In essence, London’s upgraded role in RMB internationalisation opens the potential for the RMB to move into the veritable ‘Premier League’ for international currency trading (though there is still some way to go, when RMB trading volumes are compared to the dollar and euro).
Yet, although London has certain structural advantages, it also faces competition. Hong Kong is the furthest ahead. Singapore has taken key steps recently, including the launch of its RMB clearing bank (Industrial & Commercial Bank of China) a year ago, and seen significant growth in its RMB market. Taipei is catching up quickly, with its fast-expanding RMB deposit base. And, closer to home, London faces stiff competition from Frankfurt, Zurich, Luxembourg and possibly Paris. Pretoria has recently joined the ‘RMB race’ China has offered to set up bilateral currency cooperation agreements with economies in Africa and its central bank has already signed such agreements with Brazil and Argentina. Chile, Peru and Mexico may not be far behind.
One way to mitigate this competition (to some degree), and to offset the potentially destabilising effects, is for the respective offshore RMB centres to communicate with each other – and the People’s Bank – to try to provide a degree of coordination between what are, currently, largely discrete RMB offshore centres. Given the capital controls that remain over the flow of RMB internationally, these offshore financial centres share an interest in seeing their offshore pools of RMB integrate gradually into a larger global pool of RMB, rather than remain as smallish, divided pools of RMB, confined to flow through separate offshore RMB centres. Except for perhaps Hong Kong, the rest face the risk of limited RMB liquidity. An increasingly global pool of RMB would help to ease the liquidity concerns, overall, for the offshore centres.
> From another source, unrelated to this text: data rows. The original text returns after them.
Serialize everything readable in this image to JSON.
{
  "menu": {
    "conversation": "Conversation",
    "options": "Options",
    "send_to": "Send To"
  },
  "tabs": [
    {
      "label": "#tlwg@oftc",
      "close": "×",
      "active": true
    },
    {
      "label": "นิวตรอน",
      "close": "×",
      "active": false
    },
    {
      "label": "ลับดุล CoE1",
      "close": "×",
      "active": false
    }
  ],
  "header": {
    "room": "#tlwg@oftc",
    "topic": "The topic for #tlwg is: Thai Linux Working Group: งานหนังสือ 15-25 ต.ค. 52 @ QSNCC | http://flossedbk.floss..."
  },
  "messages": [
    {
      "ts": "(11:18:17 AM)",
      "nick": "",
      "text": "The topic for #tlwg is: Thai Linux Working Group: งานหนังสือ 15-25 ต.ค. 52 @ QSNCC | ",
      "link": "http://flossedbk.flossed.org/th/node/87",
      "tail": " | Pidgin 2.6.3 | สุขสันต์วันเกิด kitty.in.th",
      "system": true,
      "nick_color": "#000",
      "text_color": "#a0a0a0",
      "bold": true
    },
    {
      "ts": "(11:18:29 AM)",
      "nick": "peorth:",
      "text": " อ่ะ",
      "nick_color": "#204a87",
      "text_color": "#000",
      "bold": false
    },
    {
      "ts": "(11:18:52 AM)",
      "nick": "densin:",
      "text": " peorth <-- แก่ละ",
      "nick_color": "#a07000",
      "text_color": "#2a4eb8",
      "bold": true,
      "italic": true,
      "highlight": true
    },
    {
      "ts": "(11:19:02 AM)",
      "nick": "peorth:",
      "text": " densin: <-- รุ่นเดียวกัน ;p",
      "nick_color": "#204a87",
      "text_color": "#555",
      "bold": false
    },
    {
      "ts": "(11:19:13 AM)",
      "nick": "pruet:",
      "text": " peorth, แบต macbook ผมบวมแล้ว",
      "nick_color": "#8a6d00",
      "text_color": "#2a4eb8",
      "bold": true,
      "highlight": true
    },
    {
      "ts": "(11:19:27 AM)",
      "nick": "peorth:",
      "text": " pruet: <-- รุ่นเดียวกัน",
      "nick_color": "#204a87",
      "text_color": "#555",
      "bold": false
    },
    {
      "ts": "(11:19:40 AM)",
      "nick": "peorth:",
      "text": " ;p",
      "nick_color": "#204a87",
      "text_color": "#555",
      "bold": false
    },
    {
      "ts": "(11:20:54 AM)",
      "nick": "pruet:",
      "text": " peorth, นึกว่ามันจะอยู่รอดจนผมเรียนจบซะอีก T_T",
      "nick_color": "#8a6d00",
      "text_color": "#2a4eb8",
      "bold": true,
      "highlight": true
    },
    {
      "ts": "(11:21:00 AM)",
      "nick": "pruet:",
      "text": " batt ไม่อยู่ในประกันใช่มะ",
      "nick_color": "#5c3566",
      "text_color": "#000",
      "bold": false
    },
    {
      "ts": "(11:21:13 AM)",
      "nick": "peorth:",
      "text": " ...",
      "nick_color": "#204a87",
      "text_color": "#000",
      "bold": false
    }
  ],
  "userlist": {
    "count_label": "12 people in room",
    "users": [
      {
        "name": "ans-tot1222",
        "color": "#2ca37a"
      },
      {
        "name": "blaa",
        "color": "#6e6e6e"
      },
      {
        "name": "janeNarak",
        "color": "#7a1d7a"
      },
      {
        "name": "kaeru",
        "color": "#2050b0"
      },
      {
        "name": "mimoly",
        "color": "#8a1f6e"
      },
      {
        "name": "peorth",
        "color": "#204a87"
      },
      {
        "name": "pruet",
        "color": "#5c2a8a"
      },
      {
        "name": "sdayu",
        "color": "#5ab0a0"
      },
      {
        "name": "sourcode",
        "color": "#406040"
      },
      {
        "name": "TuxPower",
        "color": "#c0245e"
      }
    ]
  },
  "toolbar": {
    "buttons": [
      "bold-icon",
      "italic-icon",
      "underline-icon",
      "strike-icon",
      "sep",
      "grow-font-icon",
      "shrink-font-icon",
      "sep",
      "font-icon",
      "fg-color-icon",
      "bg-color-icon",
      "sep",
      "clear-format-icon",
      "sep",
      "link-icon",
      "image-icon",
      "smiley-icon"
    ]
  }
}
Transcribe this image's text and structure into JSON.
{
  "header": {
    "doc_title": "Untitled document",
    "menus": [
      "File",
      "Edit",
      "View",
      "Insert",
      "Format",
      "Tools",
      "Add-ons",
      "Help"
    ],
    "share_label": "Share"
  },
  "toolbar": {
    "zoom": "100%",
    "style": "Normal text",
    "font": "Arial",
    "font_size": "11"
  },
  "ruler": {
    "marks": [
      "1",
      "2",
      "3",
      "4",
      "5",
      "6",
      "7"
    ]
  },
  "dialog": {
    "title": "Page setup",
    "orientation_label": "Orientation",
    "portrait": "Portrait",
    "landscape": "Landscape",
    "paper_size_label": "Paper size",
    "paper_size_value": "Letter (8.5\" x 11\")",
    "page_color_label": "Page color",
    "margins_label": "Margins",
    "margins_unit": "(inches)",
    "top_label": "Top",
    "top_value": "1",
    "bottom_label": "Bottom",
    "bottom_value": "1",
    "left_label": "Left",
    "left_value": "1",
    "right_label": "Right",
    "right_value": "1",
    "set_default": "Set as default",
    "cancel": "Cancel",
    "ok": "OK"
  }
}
What could this mean? To the degree that we see significant advances in RMB internationalisation via the City of London, as well as the continued growth of Singapore, Taipei, other European financial centres and, of course, Hong Kong – as well as the integration of the various pools of offshore RMB – then we will no longer be talking only about a regionalising or internationalising RMB, but rather the globalising of the RMB.
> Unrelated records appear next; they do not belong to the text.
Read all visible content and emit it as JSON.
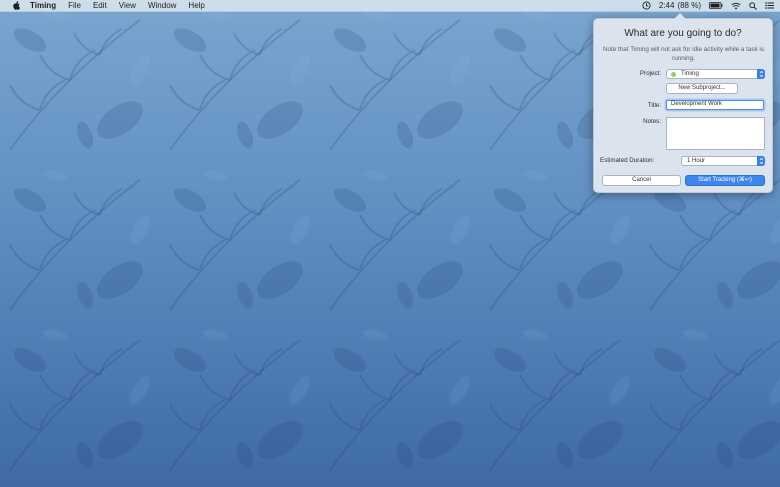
{
  "menubar": {
    "app_name": "Timing",
    "items": [
      "File",
      "Edit",
      "View",
      "Window",
      "Help"
    ],
    "status": {
      "clock": "2:44",
      "battery": "(88 %)"
    }
  },
  "dialog": {
    "title": "What are you going to do?",
    "note": "Note that Timing will not ask for idle activity while a task is running.",
    "project_label": "Project:",
    "project_value": "Timing",
    "project_color": "#8fd05b",
    "new_subproject_label": "New Subproject...",
    "title_label": "Title:",
    "title_value": "Development Work",
    "notes_label": "Notes:",
    "notes_value": "",
    "duration_label": "Estimated Duration:",
    "duration_value": "1 Hour",
    "cancel_label": "Cancel",
    "start_label": "Start Tracking (⌘↩)"
  },
  "colors": {
    "accent": "#3d86ee",
    "wallpaper_top": "#7aa6cf",
    "wallpaper_bottom": "#3f6aa6"
  }
}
About the Guest Author
‘Gregory Chin is Associate Professor of political science at York University (Canada), and currently a Visiting Fellow at SPERI. He has published widely on the political economy of China, Asia, the BRICS, and global governance, and he is completing a book manuscript on Renminbi internationalization. He is Co-Editor of the academic journal Review of International Political Economy. This blog draws on Greg’s field research on RMB internationalization since 2008′.Print page
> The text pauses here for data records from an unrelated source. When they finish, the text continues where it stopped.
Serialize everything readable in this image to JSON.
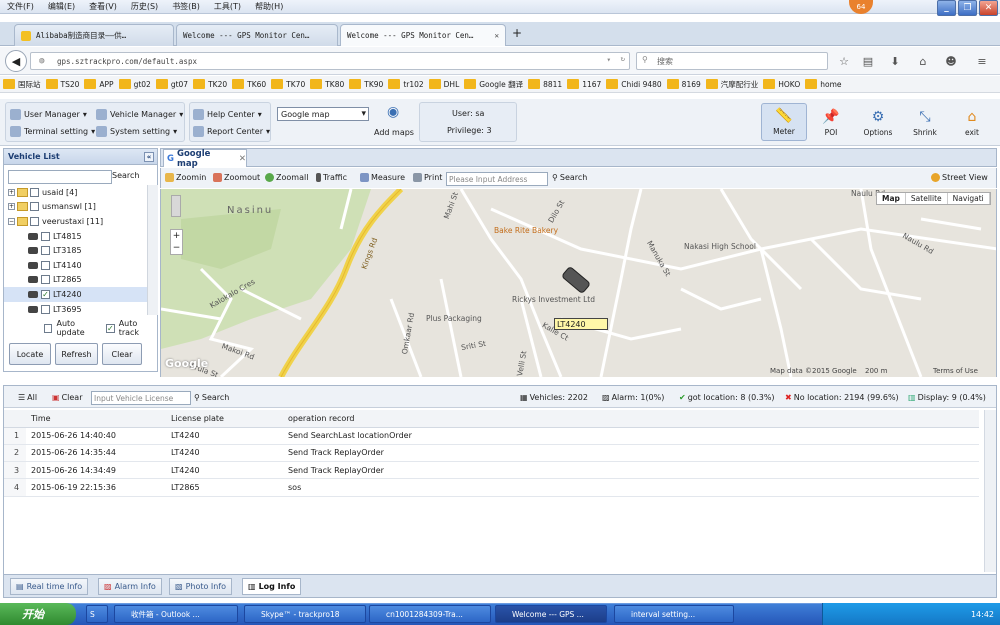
{
  "menu": [
    "文件(F)",
    "编辑(E)",
    "查看(V)",
    "历史(S)",
    "书签(B)",
    "工具(T)",
    "帮助(H)"
  ],
  "badge": "64",
  "tabs": [
    {
      "label": "Alibaba制造商目录——供…",
      "active": false
    },
    {
      "label": "Welcome --- GPS Monitor Cen…",
      "active": false
    },
    {
      "label": "Welcome --- GPS Monitor Cen…",
      "active": true
    }
  ],
  "url": "gps.sztrackpro.com/default.aspx",
  "search_placeholder": "搜索",
  "bookmarks": [
    "国际站",
    "TS20",
    "APP",
    "gt02",
    "gt07",
    "TK20",
    "TK60",
    "TK70",
    "TK80",
    "TK90",
    "tr102",
    "DHL",
    "Google 翻译",
    "8811",
    "1167",
    "Chidi 9480",
    "8169",
    "汽摩配行业",
    "HOKO",
    "home"
  ],
  "toolbar": {
    "user_manager": "User Manager",
    "vehicle_manager": "Vehicle Manager",
    "help_center": "Help Center",
    "terminal_setting": "Terminal setting",
    "system_setting": "System setting",
    "report_center": "Report Center",
    "map_select": "Google map",
    "add_maps": "Add maps",
    "user": "User: sa",
    "privilege": "Privilege: 3",
    "meter": "Meter",
    "poi": "POI",
    "options": "Options",
    "shrink": "Shrink",
    "exit": "exit"
  },
  "vehicle_list": {
    "title": "Vehicle List",
    "search": "Search",
    "nodes": [
      {
        "label": "usaid [4]",
        "type": "group",
        "open": false,
        "checked": false
      },
      {
        "label": "usmanswl [1]",
        "type": "group",
        "open": false,
        "checked": false
      },
      {
        "label": "veerustaxi [11]",
        "type": "group",
        "open": true,
        "checked": false
      },
      {
        "label": "LT4815",
        "type": "car",
        "checked": false
      },
      {
        "label": "LT3185",
        "type": "car",
        "checked": false
      },
      {
        "label": "LT4140",
        "type": "car",
        "checked": false
      },
      {
        "label": "LT2865",
        "type": "car",
        "checked": false
      },
      {
        "label": "LT4240",
        "type": "car",
        "checked": true
      },
      {
        "label": "LT3695",
        "type": "car",
        "checked": false
      }
    ],
    "auto_update": "Auto update",
    "auto_track": "Auto track",
    "locate": "Locate",
    "refresh": "Refresh",
    "clear": "Clear"
  },
  "map": {
    "tab": "Google map",
    "tools": {
      "zoomin": "Zoomin",
      "zoomout": "Zoomout",
      "zoomall": "Zoomall",
      "traffic": "Traffic",
      "measure": "Measure",
      "print": "Print",
      "address_placeholder": "Please Input Address",
      "search": "Search",
      "street_view": "Street View"
    },
    "types": [
      "Map",
      "Satellite",
      "Navigati"
    ],
    "places": [
      "Nasinu",
      "Bake Rite Bakery",
      "Nakasi High School",
      "Rickys Investment Ltd",
      "Plus Packaging",
      "Kings Rd",
      "Dilo St",
      "Naulu Rd",
      "Manuka St",
      "Kalokalo Cres",
      "Omkaar Rd",
      "Sriti St",
      "Makoi Rd",
      "Kalie Ct",
      "Velli St",
      "Wirula St",
      "Mahi St",
      "Naulu Rd"
    ],
    "vehicle_label": "LT4240",
    "copyright": "Map data ©2015 Google",
    "scale": "200 m",
    "terms": "Terms of Use",
    "logo": "Google"
  },
  "log": {
    "all": "All",
    "clear": "Clear",
    "input_placeholder": "Input Vehicle License",
    "search": "Search",
    "stats": {
      "vehicles": "Vehicles: 2202",
      "alarm": "Alarm: 1(0%)",
      "got_location": "got location: 8 (0.3%)",
      "no_location": "No location: 2194 (99.6%)",
      "display": "Display: 9 (0.4%)"
    },
    "columns": [
      "Time",
      "License plate",
      "operation record"
    ],
    "rows": [
      {
        "idx": "1",
        "time": "2015-06-26 14:40:40",
        "plate": "LT4240",
        "op": "Send SearchLast locationOrder"
      },
      {
        "idx": "2",
        "time": "2015-06-26 14:35:44",
        "plate": "LT4240",
        "op": "Send Track ReplayOrder"
      },
      {
        "idx": "3",
        "time": "2015-06-26 14:34:49",
        "plate": "LT4240",
        "op": "Send Track ReplayOrder"
      },
      {
        "idx": "4",
        "time": "2015-06-19 22:15:36",
        "plate": "LT2865",
        "op": "sos"
      }
    ],
    "tabs": [
      "Real time Info",
      "Alarm Info",
      "Photo Info",
      "Log Info"
    ]
  },
  "taskbar": {
    "start": "开始",
    "tasks": [
      "收件箱 - Outlook ...",
      "Skype™ - trackpro18",
      "cn1001284309-Tra...",
      "Welcome --- GPS ...",
      "interval setting..."
    ],
    "clock": "14:42"
  }
}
Articles and comments posted on this blog reflect the views of the author(s) and not the position of SPERI or the University of Sheffield.